There are ways to measure culture. A big part of it is surveying throughout the organization to ensure alignment. Often these surveys are massive and have a lot of noise, but simple, direct, more frequent measurements of engagement on a small number of topics can get better answers. It’s also important those survey results get looked at by senior management. Unfortunately, it’s just not happening.

That’s often because companies don’t use HR effectively. It’s frequently considered administrative rather than senior leadership. HR leaders are being told to do surveys, but the reports come back to HR and often end there. Business leaders must ensure that such surveys are getting into the hands of decision-makers who can effect change.

Investors need to assess and cultivate certain traits within their portfolio companies. That includes communication. Investors should also evaluate what the company is measuring, how frequently they are measuring it, if engagement is trending in the right direction, if junior employees understand the mission and if incentives are aligned to achieve that mission.

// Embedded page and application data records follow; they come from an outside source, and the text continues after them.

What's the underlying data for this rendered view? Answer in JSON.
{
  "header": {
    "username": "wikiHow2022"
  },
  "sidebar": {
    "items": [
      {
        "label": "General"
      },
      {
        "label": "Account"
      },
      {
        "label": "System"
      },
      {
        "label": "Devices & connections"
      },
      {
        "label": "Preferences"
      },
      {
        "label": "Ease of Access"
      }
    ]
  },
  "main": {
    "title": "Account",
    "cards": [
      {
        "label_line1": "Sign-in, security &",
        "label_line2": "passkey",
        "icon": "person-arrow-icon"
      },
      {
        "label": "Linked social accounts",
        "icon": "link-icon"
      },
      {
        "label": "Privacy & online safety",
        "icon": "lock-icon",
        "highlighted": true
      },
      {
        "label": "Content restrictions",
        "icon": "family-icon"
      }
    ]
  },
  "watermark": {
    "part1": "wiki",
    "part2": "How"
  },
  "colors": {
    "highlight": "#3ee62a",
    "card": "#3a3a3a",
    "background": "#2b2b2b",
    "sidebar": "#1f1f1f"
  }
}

CEOs and Boards need to focus on how to build and measure culture. While there are many types of successful company cultures, the most effective tend to be ones where employees understand the mission of the organization, feel empowered to help support that mission and care in some non-economic way about their job.  Companies that can successfully align culture will unlock value in highly competitive industries, driving a competitive advantage in personnel and value creation to the bottom line.


Peter Morrow is the Managing Partner of Consello Capital.

Peter has been a successful private equity investor for over 20 years. Prior to joining Consello, he was the Co-Founder of Sycamore Partners, a premier private equity fund focused on consumer, retail and distribution related businesses.

Before Sycamore, Peter worked at Golden Gate Capital investing across a variety of sectors including technology, business services and consumer. He started his career at Bain & Company, where he principally advised private equity firms.

Peter holds a B.A. from Stanford University and an M.B.A. from Harvard Business School.

The Consello Group is a financial services advisory and strategic investing platform. At Consello we invest capital to grow companies, and we execute for our banking clients across industries. We also offer business development services to help companies grow and a digital assets advisory business to help companies participate in the global digital financial services ecosystem. Consello offers these four distinct but integrated lines of businesses all on one platform: Investing, Digital Assets Advisory, Growth and Business Development, and Investment Banking and M&A Advisory.

The views and opinions expressed herein are solely those of the individual authors and do not necessarily represent those of The Consello Group. Consello is not responsible for and has not verified for accuracy any of the information contained herein. Any discussion of general market activity, industry or sector trends, or other broad-based economic, market, political or regulatory conditions should not be construed as research or advice and should not be relied upon. In addition, nothing in these materials constitutes a guarantee, projection or prediction of future events or results.